Example: Linda Light, weighing a petite 100 pounds, could possibly have had a blood alcohol level of up to .038 from just one drink and up to .076 from two drinks. Three drinks could put her over the .08 blood alcohol level, especially if she drank them quickly on an empty stomach. Hans Heavy, on the other hand, weighs in at 240 pounds, and his maximum blood alcohol increase per drink is only .016. He's barely feeling the effects of the first one. To get past .08 blood alcohol, he'd have to down at least six drinks in an hour.
Now let's look at how long the alcohol elimination process takes. After about 40 minutes have passed, your body will begin eliminating alcohol from the bloodstream at the rate of about .01% for each additional 40 minutes. So, once you multiply the number of drinks you've had by your blood alcohol maximum per drink, subtract .01% from that number for each 40 minutes that have passed since you began drinking—but don't count the first 40 minutes.
Note: If you are so addled by alcohol that you cannot do the math, you are probably too drunk to drive. For those of you who like mathematical shorthand:
Example: One hundred-pound Linda Light's blood alcohol level after two drinks gulped down rather quickly could be as high as .076. But if she drank them over a period of an hour and 20 minutes (or 40 minutes beyond the first 40 minutes) her blood alcohol would be about 0.010% less, or .066. Forty minutes later, it would be down to about .056, and so on. (Keep in mind that these are only approximate calculations.)
Finally, for those of you who prefer bar graphs over numbers and formulas, a reproduction of a set of graphs printed by the California Department of Motor Vehicles is provided below.
Here are a few additional references dedicated to specific subjects:
- Medical-Legal Aspects of Alcohol, edited by James C. Garriott (Lawyers & Judges Publishing Company).
- Intoxication Test Evidence, by Edward F. Fitzgerald (Thompson). This book is a treatment of breath, blood, and urine tests.
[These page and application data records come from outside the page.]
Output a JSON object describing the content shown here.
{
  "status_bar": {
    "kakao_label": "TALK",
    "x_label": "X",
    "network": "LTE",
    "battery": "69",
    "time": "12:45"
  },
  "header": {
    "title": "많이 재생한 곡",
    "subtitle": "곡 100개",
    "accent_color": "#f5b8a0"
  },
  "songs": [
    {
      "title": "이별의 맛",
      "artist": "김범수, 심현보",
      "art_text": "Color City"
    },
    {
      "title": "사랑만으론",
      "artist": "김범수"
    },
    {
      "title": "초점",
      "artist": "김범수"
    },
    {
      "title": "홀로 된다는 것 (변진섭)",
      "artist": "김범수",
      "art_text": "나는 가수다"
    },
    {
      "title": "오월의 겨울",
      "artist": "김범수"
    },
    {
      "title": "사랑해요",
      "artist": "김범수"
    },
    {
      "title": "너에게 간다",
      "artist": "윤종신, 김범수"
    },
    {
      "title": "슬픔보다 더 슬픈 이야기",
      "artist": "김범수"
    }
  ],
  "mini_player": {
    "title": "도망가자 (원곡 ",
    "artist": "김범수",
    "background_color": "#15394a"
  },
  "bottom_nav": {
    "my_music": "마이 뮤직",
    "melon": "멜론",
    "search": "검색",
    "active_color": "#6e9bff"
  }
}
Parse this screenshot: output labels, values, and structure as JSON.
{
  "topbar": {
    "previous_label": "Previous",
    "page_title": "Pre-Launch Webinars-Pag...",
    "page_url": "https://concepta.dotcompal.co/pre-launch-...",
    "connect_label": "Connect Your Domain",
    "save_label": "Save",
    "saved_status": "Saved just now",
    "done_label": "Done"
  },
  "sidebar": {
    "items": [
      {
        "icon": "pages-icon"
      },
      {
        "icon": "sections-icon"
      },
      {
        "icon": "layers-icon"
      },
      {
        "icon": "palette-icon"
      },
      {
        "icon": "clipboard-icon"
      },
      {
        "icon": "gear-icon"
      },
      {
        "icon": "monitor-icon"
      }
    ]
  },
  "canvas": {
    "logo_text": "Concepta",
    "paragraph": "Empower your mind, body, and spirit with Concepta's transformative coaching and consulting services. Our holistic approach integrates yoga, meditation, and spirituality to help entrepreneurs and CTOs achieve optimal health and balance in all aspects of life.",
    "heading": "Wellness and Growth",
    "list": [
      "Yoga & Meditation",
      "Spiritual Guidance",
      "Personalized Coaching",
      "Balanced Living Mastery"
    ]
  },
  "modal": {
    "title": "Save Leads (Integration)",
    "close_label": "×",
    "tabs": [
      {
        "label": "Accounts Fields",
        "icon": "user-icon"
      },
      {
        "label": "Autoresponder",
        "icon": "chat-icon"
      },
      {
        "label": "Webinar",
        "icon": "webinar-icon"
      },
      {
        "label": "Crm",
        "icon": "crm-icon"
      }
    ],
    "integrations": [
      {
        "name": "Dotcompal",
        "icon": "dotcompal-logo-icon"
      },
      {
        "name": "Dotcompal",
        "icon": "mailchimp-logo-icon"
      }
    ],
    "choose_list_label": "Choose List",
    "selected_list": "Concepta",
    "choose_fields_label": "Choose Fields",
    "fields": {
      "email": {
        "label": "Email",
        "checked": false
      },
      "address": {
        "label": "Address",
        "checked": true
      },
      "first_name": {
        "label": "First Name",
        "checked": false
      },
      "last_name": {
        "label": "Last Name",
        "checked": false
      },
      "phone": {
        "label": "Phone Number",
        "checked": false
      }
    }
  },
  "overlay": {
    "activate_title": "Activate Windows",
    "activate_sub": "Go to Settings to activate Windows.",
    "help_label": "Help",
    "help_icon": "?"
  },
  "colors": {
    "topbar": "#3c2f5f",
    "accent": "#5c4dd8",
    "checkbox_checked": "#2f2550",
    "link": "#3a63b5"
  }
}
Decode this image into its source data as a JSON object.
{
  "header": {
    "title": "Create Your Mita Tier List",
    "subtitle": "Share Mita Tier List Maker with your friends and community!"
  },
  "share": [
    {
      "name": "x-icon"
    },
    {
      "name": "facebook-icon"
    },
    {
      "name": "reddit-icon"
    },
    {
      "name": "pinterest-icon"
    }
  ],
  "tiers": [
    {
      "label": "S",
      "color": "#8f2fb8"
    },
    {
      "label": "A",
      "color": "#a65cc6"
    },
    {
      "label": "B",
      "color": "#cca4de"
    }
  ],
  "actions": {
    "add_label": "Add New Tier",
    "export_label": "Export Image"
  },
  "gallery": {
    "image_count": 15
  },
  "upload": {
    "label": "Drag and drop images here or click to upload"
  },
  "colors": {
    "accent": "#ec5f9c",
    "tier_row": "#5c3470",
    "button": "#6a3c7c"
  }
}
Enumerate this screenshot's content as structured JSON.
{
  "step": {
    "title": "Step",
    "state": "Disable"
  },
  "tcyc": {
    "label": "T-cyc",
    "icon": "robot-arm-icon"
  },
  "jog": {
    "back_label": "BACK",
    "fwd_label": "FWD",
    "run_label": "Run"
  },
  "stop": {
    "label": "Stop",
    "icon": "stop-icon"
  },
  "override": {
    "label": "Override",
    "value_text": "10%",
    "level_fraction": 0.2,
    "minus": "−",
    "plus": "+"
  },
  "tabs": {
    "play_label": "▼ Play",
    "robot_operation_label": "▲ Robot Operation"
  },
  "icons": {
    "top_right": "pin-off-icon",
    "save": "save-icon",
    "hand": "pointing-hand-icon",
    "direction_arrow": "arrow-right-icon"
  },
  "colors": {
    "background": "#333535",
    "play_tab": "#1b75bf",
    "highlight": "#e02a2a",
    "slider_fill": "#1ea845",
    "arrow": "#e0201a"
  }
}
It takes you even deeper than the other general-purpose books.
- Innovative DUI Trial Tools, by Bruck Kapsack. For more information about this book, see www.jamespublishing.com/books/dui.htm.
You may find these books in a law library but more likely you'd have to purchase them (try Amazon). These books for lawyers typically cost $100 or more, but $100 may be a steal if it can help you (or your lawyer) win your DUI case.
In addition to the resources mentioned here, you will learn more about your situation by researching your state's DUI laws. See How to Research Traffic Laws.
Find free legal information at www.nolo.com. Nolo offers free legal information on a wide range of legal topics, including DUIs and other traffic offenses. Just go to www.nolo.com, click "Free Legal Information," then choose your topic.